- Pressure is another factor that you need to keep in mind, and this pump provides the appropriate amount that can keep the infusion going for a specific period. The ultimate pressure should ideally be between - 0.4torr and 0.04torr. Since this pump has a unique technology of running atmospheric pressure into ultimate pressure, it makes the resin infusion process easier. With high water vapor tolerance, the single-stage rotary vane vacuum pump eases the pressure allowing the unit to focus on infusion rather than controlling the other parts that coordinate together.

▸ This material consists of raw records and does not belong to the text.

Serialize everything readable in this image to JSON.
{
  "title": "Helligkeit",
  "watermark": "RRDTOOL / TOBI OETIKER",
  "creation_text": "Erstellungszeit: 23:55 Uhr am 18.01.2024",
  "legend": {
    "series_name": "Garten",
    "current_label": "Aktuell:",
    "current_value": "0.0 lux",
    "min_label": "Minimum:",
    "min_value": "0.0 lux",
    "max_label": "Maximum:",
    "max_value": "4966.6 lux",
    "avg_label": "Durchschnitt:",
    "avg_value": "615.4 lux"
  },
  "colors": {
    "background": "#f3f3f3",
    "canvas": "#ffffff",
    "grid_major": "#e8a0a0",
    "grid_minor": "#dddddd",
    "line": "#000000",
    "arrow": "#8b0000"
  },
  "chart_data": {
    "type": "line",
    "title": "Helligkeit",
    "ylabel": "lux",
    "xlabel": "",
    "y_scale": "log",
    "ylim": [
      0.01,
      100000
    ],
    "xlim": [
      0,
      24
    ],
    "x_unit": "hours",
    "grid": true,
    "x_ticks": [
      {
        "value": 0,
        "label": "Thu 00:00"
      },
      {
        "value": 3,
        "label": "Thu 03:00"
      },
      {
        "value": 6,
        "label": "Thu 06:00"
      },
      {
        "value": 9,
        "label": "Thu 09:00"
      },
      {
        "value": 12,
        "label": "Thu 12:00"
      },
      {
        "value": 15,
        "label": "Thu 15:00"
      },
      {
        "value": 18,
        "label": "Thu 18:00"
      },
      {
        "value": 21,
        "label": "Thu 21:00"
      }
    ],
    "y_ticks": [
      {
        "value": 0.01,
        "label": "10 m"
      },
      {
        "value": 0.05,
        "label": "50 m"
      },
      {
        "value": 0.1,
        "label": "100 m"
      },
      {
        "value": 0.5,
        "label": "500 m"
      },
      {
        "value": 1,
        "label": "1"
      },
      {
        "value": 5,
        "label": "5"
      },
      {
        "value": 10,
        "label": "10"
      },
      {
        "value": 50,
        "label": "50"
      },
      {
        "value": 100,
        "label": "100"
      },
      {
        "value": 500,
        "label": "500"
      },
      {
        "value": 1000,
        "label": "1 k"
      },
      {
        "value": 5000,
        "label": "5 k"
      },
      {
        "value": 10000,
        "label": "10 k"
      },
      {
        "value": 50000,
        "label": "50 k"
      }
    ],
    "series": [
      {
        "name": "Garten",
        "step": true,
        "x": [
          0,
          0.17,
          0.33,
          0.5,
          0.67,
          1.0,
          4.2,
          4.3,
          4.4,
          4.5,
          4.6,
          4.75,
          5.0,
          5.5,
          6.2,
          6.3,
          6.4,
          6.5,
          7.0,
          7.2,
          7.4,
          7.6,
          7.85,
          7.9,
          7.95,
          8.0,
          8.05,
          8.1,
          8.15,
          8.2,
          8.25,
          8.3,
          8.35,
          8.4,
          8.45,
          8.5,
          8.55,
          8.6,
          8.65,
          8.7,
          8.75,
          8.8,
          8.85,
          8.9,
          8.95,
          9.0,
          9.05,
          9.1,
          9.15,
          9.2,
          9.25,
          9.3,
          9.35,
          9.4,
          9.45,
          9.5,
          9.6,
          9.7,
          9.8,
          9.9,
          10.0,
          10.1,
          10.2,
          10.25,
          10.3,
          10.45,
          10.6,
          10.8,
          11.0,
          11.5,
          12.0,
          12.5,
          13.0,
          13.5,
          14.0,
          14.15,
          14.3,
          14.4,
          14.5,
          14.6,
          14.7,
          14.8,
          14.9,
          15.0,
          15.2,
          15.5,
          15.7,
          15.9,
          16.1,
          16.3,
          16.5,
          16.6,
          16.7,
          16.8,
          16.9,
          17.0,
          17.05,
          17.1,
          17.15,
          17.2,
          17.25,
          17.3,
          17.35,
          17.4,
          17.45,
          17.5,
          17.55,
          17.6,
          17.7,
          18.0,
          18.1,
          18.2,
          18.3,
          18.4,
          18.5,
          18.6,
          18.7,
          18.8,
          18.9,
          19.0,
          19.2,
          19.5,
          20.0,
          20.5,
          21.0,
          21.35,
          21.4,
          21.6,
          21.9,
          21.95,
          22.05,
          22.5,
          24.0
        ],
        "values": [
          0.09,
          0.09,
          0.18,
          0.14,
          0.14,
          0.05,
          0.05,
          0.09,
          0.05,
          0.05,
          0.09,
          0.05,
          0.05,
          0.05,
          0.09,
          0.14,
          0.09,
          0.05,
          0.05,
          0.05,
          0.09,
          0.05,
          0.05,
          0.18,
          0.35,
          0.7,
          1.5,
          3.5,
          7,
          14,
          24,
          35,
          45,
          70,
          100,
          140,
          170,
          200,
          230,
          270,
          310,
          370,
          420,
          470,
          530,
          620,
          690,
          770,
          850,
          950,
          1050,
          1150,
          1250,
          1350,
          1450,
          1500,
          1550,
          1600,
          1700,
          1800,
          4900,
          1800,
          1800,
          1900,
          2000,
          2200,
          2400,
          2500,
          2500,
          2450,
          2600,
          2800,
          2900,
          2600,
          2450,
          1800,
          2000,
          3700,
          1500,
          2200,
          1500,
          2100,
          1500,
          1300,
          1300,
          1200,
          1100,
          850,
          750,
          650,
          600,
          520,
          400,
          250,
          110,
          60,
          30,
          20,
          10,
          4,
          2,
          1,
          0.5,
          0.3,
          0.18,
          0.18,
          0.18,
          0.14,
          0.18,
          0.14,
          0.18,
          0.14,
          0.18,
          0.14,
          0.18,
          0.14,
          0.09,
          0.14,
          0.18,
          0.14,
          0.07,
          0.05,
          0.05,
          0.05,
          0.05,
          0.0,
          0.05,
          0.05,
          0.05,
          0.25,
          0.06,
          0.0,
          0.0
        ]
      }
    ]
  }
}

- This pump has a rugged manifold block mounted on a vacuum gauge. The control valves are attached to the ends because the demountable joints come with O-ring seals. This makes the pump leak-tight and easier to use. As the name suggests, it can work wherever there is a single-phase power. So, you don’t have to worry about arranging for additional power phases to make the pump work.
- The backend of the pump has integrated exhaustive filters that control the vibration and noise levels efficiently. Considering the sound that vacuum pumps make when they are on, this one can reduce that noise to a great extent. However, it is not 100% soundproof.
Connecting the pump
As already mentioned, the connection of the vacuum pump is crucial for resin infusion. Many people, due to their lack of experience, connect the resin trap to the vacuum pump incorrectly which leads to vacuum leakage. Since both the units are quite heavy, it is important that you spend enough time bringing the ends close to each other. They are rigid enough and will try to stay apart. It is almost like bringing two similar poles of a magnet together.
Both the ends need to be flexible so that if you move one component, the other one moves in tandem. Sometimes people use rigid pipework as a handle. Yes, it is a tempting option, especially when you are finding it hard to make both ends meet. But, don’t fall for that trap. Using the pipework will only result in trapping the line and it is most likely to develop a leak soon. Ideally, the line to the trap that runs from the pump should be flexible. Make sure you test this part before purchasing the pump.
Why vacuum pumps are necessary for resin infusion?
The resin infusion process involves stages where the pump has to simplify and improve its bagging procedure to make things work. This is possible only in vacuum pumps. There are many more reasons why these pumps are the best for resin infusion:
- They avoid air leakage from entering into the laminate. This is crucial because the leakage can reduce the pressure of the infusion significantly.
- Resin infusion involves achieving maximum vapor and air removal into the bag or mold just before the infusion takes place. Vacuum pumps are ideal for this kind of setting because of their wide speed and pressure range.
- Water and solvent vapors can cause porosity making the infusion impure. Vacuum pumps tend to bypass this problem efficiently allowing the infusion to take place without any interruption. It is also responsible for maintaining a controlled vacuum level so that the resin gains acceptable strength. This is crucial for the infusion to take place successfully.
Vacuum pumps come with a variety of features and functions, but if you only require it for resin infusion, you should opt for the single-stage rotary vane variant. It is specifically designed to handle resin infusions. The compact structure makes it suitable to use even in small spaces.